ASSIGNED TASK
Pull each line containing "Ctrl" out of the data and copy it.

AVAILABLE DATA
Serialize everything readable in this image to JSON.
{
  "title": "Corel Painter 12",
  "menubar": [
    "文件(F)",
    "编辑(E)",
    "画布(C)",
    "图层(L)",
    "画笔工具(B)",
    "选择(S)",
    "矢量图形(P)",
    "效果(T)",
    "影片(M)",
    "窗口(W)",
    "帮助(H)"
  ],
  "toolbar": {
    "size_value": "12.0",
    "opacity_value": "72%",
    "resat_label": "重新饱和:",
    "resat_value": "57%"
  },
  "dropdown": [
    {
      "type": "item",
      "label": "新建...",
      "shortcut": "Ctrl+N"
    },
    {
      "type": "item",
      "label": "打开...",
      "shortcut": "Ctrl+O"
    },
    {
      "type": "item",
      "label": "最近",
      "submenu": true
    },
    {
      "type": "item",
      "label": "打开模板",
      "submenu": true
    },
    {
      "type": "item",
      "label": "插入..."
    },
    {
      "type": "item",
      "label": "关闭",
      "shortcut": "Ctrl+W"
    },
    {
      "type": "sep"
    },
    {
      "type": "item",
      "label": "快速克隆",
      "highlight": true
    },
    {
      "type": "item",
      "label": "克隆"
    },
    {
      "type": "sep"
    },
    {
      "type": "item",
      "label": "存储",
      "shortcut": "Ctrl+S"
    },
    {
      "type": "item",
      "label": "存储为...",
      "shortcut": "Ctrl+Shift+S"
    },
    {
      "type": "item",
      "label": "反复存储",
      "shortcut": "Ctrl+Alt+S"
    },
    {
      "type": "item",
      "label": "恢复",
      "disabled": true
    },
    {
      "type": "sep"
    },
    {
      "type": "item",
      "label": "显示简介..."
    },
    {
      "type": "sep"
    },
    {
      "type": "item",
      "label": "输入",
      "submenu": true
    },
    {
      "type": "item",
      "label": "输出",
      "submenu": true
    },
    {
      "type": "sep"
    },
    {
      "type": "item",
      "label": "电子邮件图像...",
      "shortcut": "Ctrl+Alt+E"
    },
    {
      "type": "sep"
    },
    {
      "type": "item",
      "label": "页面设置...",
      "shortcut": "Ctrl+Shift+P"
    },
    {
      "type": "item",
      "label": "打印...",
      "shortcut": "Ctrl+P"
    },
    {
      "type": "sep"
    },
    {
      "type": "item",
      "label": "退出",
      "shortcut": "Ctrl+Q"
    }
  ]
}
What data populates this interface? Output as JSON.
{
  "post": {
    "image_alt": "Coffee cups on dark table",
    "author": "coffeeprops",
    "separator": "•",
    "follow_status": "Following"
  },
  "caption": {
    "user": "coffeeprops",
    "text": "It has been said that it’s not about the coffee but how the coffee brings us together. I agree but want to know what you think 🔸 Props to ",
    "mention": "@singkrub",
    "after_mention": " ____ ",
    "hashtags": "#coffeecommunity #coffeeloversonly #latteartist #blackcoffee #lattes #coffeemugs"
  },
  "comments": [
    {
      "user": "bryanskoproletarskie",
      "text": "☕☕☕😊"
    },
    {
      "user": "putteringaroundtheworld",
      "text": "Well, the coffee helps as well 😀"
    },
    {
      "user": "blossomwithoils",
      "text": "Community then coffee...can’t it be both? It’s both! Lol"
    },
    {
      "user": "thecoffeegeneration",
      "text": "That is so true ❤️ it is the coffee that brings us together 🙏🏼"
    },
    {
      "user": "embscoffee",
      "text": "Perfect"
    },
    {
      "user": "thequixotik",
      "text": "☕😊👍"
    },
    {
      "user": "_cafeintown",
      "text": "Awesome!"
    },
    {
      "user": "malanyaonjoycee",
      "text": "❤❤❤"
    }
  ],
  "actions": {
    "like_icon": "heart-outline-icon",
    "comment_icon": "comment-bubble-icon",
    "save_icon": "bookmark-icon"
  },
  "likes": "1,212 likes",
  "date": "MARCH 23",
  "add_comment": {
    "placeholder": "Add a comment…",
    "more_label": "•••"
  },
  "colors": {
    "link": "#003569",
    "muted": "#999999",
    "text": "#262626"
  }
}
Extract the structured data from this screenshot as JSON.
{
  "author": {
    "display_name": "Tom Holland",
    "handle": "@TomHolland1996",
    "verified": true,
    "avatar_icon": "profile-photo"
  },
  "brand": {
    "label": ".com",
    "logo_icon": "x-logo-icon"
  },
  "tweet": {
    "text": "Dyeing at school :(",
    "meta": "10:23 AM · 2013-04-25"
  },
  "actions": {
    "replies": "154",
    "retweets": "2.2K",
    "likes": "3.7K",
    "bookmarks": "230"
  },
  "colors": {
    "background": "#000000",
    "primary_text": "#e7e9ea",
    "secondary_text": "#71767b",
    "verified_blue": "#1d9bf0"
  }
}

THE ANSWER
      "shortcut": "Ctrl+N"
      "shortcut": "Ctrl+O"
      "shortcut": "Ctrl+W"
      "shortcut": "Ctrl+S"
      "shortcut": "Ctrl+Shift+S"
      "shortcut": "Ctrl+Alt+S"
      "shortcut": "Ctrl+Alt+E"
      "shortcut": "Ctrl+Shift+P"
      "shortcut": "Ctrl+P"
      "shortcut": "Ctrl+Q"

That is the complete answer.